>>>>

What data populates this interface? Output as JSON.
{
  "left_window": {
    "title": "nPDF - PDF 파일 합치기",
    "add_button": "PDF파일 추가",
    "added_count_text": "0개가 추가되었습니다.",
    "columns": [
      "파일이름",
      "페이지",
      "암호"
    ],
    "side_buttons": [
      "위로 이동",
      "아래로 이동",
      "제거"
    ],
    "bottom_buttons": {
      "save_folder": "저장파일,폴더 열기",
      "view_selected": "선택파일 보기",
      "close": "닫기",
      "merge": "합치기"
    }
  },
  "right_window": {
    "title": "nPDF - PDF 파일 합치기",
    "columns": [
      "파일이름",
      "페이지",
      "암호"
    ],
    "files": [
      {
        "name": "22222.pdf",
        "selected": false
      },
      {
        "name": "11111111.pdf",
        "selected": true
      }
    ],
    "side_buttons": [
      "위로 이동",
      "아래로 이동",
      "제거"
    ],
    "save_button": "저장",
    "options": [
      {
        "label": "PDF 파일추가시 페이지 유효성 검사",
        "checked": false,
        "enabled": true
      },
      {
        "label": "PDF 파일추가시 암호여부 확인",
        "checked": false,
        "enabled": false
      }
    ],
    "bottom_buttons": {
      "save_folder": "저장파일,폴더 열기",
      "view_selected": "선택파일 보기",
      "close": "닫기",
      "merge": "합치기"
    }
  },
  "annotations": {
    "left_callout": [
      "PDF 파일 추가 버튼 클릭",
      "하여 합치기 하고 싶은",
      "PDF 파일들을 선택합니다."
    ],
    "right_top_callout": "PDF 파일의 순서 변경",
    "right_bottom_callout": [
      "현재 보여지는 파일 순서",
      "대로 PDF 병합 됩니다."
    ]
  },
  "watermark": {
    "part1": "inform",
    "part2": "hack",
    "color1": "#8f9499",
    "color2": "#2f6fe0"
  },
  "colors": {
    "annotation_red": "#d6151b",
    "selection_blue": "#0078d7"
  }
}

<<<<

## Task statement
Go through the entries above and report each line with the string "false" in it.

## Solution for this problem
        "selected": false
        "checked": false,
        "checked": false,
        "enabled": false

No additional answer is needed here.